### Try it
The response must contain all of the entries, each one repeated exactly.

[Website and app data records]
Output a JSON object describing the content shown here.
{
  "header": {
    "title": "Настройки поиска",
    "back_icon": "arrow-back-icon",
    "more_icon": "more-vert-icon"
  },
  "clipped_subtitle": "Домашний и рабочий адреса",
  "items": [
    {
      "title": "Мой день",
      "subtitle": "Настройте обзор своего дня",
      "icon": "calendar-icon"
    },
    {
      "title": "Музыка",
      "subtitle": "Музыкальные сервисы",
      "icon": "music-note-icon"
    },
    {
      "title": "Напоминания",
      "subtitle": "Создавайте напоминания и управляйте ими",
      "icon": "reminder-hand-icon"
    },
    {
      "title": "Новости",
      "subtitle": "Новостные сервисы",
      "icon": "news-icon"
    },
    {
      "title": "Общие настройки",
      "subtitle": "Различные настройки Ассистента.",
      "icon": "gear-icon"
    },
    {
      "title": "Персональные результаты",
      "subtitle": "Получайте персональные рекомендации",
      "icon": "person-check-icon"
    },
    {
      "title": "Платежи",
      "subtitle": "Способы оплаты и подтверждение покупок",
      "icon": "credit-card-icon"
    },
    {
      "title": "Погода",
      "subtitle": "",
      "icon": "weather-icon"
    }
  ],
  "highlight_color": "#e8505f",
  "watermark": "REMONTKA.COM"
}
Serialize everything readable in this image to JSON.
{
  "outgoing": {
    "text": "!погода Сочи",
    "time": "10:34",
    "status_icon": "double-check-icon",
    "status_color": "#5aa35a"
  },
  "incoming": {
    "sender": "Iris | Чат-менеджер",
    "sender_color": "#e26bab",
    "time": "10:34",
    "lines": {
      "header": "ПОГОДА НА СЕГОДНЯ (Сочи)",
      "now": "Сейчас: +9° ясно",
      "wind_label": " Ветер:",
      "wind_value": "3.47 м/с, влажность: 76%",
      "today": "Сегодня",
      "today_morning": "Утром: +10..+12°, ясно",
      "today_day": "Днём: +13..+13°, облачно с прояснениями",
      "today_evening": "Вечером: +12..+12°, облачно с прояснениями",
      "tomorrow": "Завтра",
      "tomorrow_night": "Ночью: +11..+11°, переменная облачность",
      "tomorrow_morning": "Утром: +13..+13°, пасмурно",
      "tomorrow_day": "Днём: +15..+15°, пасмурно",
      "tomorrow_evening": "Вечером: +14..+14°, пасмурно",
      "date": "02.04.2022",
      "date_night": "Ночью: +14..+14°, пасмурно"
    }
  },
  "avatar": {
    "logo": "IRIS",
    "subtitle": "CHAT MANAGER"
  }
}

### Response below
Output a JSON object describing the content shown here.
{
  "header": {
    "title": "Настройки поиска",
    "back_icon": "arrow-back-icon",
    "more_icon": "more-vert-icon"
  },
  "clipped_subtitle": "Домашний и рабочий адреса",
  "items": [
    {
      "title": "Мой день",
      "subtitle": "Настройте обзор своего дня",
      "icon": "calendar-icon"
    },
    {
      "title": "Музыка",
      "subtitle": "Музыкальные сервисы",
      "icon": "music-note-icon"
    },
    {
      "title": "Напоминания",
      "subtitle": "Создавайте напоминания и управляйте ими",
      "icon": "reminder-hand-icon"
    },
    {
      "title": "Новости",
      "subtitle": "Новостные сервисы",
      "icon": "news-icon"
    },
    {
      "title": "Общие настройки",
      "subtitle": "Различные настройки Ассистента.",
      "icon": "gear-icon"
    },
    {
      "title": "Персональные результаты",
      "subtitle": "Получайте персональные рекомендации",
      "icon": "person-check-icon"
    },
    {
      "title": "Платежи",
      "subtitle": "Способы оплаты и подтверждение покупок",
      "icon": "credit-card-icon"
    },
    {
      "title": "Погода",
      "subtitle": "",
      "icon": "weather-icon"
    }
  ],
  "highlight_color": "#e8505f",
  "watermark": "REMONTKA.COM"
}
Serialize everything readable in this image to JSON.
{
  "outgoing": {
    "text": "!погода Сочи",
    "time": "10:34",
    "status_icon": "double-check-icon",
    "status_color": "#5aa35a"
  },
  "incoming": {
    "sender": "Iris | Чат-менеджер",
    "sender_color": "#e26bab",
    "time": "10:34",
    "lines": {
      "header": "ПОГОДА НА СЕГОДНЯ (Сочи)",
      "now": "Сейчас: +9° ясно",
      "wind_label": " Ветер:",
      "wind_value": "3.47 м/с, влажность: 76%",
      "today": "Сегодня",
      "today_morning": "Утром: +10..+12°, ясно",
      "today_day": "Днём: +13..+13°, облачно с прояснениями",
      "today_evening": "Вечером: +12..+12°, облачно с прояснениями",
      "tomorrow": "Завтра",
      "tomorrow_night": "Ночью: +11..+11°, переменная облачность",
      "tomorrow_morning": "Утром: +13..+13°, пасмурно",
      "tomorrow_day": "Днём: +15..+15°, пасмурно",
      "tomorrow_evening": "Вечером: +14..+14°, пасмурно",
      "date": "02.04.2022",
      "date_night": "Ночью: +14..+14°, пасмурно"
    }
  },
  "avatar": {
    "logo": "IRIS",
    "subtitle": "CHAT MANAGER"
  }
}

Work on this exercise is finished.